When a testicle (testis) twists around in the scrotum, the condition is called torsion of the testis. An emergency operation is usually needed to treat this condition.
Understanding the testes
The two testicles (testes) lie in your scrotum. The spermatic cord is like a flexible tube that goes from each testis to your lower tummy (abdomen). The spermatic cord contains the blood vessels that take blood to and from your testis and your vas deferens which takes sperm from your testis to your penis.
You can normally feel the spermatic cord through the skin of your scrotum just above your testis. It feels like a thick piece of string. The testes can move around a little in the scrotum but cannot usually move enough to twist around fully.
What happens in a twisting (torsion) of the testis?
In some people the tissues that surround the testicle (testis) in the scrotum are lax. Therefore, the testes can move around in the scrotum more than usual. If a testis twists around, the spermatic cord has to twist around too as it is fixed higher up. If this happens, the blood flow to the testis is blocked in the twisted spermatic cord. (This is like a hosepipe attached to a tap. The water will not flow if the hose becomes twisted on itself.)
A testis with its blood supply cut off is likely to become damaged and die unless the blood flow is quickly restored.
Who develops torsion of the testis?
Torsion of the testicle (testis) most commonly occurs in teenage boys, shortly after puberty. Newborn babies and younger children sometimes develop this problem. It is uncommon over the age of 25 but does occur sometimes in older adults and can occur at any age.
What are the symptoms of torsion of the testis?
The typical symptom of torsion of the testicle (testis) is severe pain that develops quickly - within a few hours, often much more quickly. The pain is in the affected testis but you may also feel it in the middle of your tummy (abdomen), due to a shared nerve supply. In about half of cases, symptoms start in the night and the pain wakes you from sleep. The affected testis soon becomes tender, swollen and inflamed.
What is the treatment for torsion of the testis?

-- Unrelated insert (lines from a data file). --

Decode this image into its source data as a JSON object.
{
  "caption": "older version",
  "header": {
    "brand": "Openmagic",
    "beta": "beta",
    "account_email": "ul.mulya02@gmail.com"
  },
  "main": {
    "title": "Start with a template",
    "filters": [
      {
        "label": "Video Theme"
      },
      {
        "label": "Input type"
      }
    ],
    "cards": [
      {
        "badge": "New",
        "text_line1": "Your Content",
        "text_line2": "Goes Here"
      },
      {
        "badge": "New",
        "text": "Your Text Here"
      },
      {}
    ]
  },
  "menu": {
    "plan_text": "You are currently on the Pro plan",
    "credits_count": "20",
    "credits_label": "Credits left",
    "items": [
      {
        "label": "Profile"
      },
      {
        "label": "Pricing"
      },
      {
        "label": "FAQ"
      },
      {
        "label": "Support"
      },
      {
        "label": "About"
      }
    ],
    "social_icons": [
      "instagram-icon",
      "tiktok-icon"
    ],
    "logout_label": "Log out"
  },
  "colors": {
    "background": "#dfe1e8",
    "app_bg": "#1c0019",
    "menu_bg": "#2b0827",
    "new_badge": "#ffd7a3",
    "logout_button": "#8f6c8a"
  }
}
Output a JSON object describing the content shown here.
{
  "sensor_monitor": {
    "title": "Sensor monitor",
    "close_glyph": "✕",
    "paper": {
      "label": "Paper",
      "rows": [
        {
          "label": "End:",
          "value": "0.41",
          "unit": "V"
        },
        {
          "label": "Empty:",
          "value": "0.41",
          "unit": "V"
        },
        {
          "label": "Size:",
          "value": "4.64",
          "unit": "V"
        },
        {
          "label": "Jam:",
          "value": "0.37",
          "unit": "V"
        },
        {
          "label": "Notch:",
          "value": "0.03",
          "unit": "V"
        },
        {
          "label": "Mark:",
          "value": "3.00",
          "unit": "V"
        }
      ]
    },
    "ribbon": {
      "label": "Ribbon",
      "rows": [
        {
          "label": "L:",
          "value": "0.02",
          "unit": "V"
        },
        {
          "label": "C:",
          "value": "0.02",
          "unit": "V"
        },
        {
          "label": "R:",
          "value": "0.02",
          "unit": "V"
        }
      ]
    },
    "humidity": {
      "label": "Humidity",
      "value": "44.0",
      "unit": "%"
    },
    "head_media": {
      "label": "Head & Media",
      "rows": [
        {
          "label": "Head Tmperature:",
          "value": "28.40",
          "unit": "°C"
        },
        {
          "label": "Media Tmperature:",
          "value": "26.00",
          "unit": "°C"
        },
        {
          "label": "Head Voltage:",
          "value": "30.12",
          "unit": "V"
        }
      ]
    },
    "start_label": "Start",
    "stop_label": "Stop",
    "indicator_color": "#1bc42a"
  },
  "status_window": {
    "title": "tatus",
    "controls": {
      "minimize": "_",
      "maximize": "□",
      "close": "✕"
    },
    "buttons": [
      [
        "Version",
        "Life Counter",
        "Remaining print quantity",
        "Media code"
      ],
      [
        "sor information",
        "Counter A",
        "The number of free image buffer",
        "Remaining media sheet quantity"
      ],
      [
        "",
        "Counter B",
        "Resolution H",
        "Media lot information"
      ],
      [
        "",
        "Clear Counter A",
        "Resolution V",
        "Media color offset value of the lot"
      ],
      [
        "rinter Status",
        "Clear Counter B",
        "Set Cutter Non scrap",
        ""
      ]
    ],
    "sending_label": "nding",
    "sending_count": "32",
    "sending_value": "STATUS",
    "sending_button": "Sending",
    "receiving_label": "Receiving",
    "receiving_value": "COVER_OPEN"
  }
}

Twisting (torsion) of the testicle (testis) is an emergency. If the blood supply to your testis is cut off for more than about six hours then permanent damage is likely to occur. An emergency operation is usually done. A small cut is made in the skin of your scrotum to expose the testis. The affected testis and spermatic cord are untwisted. The testis is then stitched to the surrounding tissue and fixed in position to prevent torsion happening again. The other testis is also fixed at the same time, as it has a higher-than-average chance of twisting in the future.
The sooner the operation is done, the better the outlook to save your testis. Ideally, the operation should be done within 6-8 hours of symptoms starting. Sometimes the affected testis is removed if the operation is done too late and the testis has died.
Although the operation is usually done as an emergency, it is a fairly small operation which does not take very long.
Occasionally, the twisted testis can be untwisted by a doctor, without needing an operation. However, this procedure can be painful and often not successful. An operation is usually needed afterwards.
If you are worried about your appearance after you have had a testis removed, it may be possible for a surgeon to put a false testis into the scrotum.
Partial torsion and warning pains
Some boys and men have warning pains in a testicle (testis) every now and then, before a full-blown twisting (torsion). These occur suddenly, last for a few minutes, then ease just as suddenly. These pains occur if a testis twists a little and then returns back to its normal place on its own.
An operation to fix the testes in place is usually advised if these warning pains occur. This is because it is likely that at some point a testis will twist fully and emergency surgery will be needed. A planned operation to fix the testes is preferable to waiting for a full-blown torsion to occur.
Dr Tim Kenny
Dr Louise Newson
Dr Laurence Knott